*** Opening PROVIDED INFORMATION ***

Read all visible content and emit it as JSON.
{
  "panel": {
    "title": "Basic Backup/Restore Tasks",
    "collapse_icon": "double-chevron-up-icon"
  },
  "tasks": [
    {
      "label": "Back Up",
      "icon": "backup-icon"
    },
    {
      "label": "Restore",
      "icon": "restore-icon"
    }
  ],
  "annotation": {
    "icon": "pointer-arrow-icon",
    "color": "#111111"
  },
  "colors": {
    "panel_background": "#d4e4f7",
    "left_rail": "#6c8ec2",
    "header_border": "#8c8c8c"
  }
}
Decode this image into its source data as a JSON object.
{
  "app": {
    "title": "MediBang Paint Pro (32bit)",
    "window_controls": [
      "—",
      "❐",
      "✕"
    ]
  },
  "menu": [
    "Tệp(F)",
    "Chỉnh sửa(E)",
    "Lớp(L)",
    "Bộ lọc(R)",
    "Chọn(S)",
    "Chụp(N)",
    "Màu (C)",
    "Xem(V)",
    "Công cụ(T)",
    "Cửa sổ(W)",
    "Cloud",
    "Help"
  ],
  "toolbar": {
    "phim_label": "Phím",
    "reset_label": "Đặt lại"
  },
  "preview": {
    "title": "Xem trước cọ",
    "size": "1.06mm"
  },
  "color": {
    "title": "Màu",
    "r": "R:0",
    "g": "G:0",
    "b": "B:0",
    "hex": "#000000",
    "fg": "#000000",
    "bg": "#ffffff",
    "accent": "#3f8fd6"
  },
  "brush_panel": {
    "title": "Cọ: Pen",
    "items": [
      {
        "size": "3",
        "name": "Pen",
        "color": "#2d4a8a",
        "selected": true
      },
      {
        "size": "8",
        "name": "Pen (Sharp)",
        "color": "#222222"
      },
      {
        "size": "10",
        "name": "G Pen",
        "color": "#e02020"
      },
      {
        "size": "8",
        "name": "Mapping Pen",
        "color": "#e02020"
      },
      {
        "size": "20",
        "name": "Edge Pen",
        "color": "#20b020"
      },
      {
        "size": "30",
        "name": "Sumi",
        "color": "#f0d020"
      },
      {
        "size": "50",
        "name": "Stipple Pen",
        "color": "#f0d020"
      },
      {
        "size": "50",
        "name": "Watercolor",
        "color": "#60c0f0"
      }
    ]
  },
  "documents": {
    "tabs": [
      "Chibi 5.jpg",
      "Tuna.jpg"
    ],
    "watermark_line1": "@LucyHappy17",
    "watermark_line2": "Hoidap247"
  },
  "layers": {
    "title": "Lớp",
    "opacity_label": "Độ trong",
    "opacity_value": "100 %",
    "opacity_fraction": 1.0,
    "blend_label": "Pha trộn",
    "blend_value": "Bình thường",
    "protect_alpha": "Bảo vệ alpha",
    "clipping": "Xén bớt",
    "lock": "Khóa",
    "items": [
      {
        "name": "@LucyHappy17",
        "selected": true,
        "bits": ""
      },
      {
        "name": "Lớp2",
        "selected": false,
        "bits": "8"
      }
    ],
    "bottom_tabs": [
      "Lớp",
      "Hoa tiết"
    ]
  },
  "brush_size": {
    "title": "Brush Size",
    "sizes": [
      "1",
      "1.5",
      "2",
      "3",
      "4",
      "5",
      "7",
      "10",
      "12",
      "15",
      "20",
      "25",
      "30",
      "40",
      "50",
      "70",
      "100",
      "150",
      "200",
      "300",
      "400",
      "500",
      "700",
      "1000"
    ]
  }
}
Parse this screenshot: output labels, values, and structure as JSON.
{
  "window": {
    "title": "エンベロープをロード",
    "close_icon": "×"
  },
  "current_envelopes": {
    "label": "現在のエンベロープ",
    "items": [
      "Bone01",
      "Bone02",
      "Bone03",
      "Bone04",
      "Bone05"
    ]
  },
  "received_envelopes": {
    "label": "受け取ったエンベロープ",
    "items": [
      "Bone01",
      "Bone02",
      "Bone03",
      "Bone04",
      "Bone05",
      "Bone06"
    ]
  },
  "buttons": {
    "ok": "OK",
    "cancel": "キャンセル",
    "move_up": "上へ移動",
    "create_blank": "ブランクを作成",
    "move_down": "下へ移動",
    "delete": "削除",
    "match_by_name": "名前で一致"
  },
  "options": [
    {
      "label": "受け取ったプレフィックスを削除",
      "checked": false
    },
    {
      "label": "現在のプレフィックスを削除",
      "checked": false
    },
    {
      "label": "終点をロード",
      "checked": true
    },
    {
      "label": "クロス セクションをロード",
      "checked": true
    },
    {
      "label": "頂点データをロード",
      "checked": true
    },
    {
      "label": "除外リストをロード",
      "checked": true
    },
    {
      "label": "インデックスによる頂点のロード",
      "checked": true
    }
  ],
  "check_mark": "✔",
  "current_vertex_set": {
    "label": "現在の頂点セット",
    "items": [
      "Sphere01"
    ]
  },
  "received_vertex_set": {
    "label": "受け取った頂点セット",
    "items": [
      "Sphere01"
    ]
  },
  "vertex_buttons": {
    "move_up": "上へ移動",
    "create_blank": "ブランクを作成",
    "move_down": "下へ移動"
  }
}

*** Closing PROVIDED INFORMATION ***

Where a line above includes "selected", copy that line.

        "selected": true
        "selected": true,
        "selected": false,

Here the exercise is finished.